#### PROBLEM TO SOLVE
Look for the word "modified". Copy every line of the listing where it occurs.

#### RECORDS SUPPLIED
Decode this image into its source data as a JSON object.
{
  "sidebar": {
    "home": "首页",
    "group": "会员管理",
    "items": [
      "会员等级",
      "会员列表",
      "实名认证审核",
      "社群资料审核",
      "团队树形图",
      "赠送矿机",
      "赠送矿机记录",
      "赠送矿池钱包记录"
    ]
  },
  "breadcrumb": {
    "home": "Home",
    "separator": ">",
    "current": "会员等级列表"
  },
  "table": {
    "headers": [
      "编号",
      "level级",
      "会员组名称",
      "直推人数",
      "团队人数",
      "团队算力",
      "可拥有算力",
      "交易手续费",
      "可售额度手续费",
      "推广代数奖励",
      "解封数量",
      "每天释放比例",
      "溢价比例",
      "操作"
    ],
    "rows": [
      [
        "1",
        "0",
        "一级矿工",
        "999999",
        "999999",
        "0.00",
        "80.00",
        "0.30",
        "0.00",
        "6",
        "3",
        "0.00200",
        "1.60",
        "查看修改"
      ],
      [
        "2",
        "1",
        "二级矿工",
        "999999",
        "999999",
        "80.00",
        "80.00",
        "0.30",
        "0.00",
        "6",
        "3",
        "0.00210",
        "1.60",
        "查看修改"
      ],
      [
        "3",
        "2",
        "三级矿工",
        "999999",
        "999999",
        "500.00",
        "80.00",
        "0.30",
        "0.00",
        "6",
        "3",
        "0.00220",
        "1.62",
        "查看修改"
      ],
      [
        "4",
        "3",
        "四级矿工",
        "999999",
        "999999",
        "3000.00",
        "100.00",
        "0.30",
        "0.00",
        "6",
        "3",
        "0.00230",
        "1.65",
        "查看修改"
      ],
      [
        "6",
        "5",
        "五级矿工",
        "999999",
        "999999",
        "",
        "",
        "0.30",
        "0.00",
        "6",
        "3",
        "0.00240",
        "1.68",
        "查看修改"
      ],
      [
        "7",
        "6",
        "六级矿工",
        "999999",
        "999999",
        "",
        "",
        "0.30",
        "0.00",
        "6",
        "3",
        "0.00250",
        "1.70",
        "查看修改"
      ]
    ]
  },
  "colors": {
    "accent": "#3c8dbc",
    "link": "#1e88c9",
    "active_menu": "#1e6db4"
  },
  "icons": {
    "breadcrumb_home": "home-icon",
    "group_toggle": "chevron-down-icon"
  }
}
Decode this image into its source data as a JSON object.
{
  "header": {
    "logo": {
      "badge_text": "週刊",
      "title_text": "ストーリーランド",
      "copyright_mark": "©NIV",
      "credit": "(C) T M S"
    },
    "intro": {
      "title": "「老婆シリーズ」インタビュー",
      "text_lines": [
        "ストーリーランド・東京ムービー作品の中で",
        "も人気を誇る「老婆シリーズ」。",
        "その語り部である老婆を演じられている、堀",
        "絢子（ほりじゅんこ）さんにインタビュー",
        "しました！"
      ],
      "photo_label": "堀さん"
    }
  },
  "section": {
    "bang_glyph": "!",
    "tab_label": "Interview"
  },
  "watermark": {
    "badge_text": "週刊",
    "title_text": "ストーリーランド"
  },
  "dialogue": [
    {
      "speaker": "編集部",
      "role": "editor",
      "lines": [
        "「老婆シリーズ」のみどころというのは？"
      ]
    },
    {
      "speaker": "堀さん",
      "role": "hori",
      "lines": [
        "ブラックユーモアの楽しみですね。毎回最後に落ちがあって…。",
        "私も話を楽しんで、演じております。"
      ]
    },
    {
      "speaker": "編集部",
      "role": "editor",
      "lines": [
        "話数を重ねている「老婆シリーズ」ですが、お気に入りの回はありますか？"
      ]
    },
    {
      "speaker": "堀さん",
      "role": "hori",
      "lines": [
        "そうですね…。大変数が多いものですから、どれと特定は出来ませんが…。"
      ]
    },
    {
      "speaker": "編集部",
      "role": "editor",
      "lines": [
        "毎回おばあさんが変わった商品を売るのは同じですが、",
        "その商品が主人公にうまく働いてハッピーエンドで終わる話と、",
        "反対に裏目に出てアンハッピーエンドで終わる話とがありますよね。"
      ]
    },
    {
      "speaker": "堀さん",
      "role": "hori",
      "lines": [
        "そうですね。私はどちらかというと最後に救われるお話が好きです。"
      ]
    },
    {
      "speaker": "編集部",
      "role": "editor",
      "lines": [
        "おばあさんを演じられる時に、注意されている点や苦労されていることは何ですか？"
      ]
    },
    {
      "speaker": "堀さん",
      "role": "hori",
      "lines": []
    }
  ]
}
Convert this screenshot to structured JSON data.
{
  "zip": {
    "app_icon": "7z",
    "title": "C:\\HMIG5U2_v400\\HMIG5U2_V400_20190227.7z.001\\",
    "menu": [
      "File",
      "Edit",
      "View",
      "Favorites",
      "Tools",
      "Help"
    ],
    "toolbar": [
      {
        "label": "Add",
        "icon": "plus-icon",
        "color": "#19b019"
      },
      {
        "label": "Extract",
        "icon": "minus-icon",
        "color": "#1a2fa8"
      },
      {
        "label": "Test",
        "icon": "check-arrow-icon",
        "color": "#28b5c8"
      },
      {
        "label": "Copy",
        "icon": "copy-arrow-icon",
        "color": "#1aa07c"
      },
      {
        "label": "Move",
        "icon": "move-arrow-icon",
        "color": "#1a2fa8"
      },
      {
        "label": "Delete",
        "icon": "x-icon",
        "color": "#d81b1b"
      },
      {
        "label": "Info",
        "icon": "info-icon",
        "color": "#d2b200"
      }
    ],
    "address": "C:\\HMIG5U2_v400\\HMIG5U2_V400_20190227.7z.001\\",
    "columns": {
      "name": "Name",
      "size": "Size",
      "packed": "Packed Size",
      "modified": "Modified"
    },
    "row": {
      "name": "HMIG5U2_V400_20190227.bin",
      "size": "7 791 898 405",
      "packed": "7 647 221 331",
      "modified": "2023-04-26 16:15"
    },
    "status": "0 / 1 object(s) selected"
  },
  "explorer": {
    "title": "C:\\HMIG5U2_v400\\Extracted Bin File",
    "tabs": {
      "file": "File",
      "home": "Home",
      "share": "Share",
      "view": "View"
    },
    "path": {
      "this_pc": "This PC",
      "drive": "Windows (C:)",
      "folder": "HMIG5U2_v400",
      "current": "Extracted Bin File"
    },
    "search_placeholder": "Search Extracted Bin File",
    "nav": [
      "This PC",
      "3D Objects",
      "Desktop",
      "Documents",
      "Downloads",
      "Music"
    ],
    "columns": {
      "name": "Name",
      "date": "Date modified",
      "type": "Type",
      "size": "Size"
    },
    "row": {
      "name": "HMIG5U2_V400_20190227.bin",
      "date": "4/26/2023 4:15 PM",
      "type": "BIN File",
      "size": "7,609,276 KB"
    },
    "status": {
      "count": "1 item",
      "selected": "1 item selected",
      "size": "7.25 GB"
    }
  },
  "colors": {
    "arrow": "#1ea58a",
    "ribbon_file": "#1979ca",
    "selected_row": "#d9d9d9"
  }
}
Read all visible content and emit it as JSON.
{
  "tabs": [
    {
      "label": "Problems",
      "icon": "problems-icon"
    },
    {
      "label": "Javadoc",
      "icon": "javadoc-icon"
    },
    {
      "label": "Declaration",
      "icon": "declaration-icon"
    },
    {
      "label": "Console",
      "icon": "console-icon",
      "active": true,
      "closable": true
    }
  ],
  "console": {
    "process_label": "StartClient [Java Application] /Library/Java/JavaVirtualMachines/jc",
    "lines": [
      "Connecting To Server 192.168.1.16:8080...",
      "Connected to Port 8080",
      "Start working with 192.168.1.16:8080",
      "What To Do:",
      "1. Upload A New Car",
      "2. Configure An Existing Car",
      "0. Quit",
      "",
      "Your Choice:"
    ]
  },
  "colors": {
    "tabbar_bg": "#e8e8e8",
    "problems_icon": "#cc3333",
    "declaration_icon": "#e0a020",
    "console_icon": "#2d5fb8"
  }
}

#### TASK SOLUTION
      "modified": "Modified"
      "modified": "2023-04-26 16:15"
      "date": "Date modified",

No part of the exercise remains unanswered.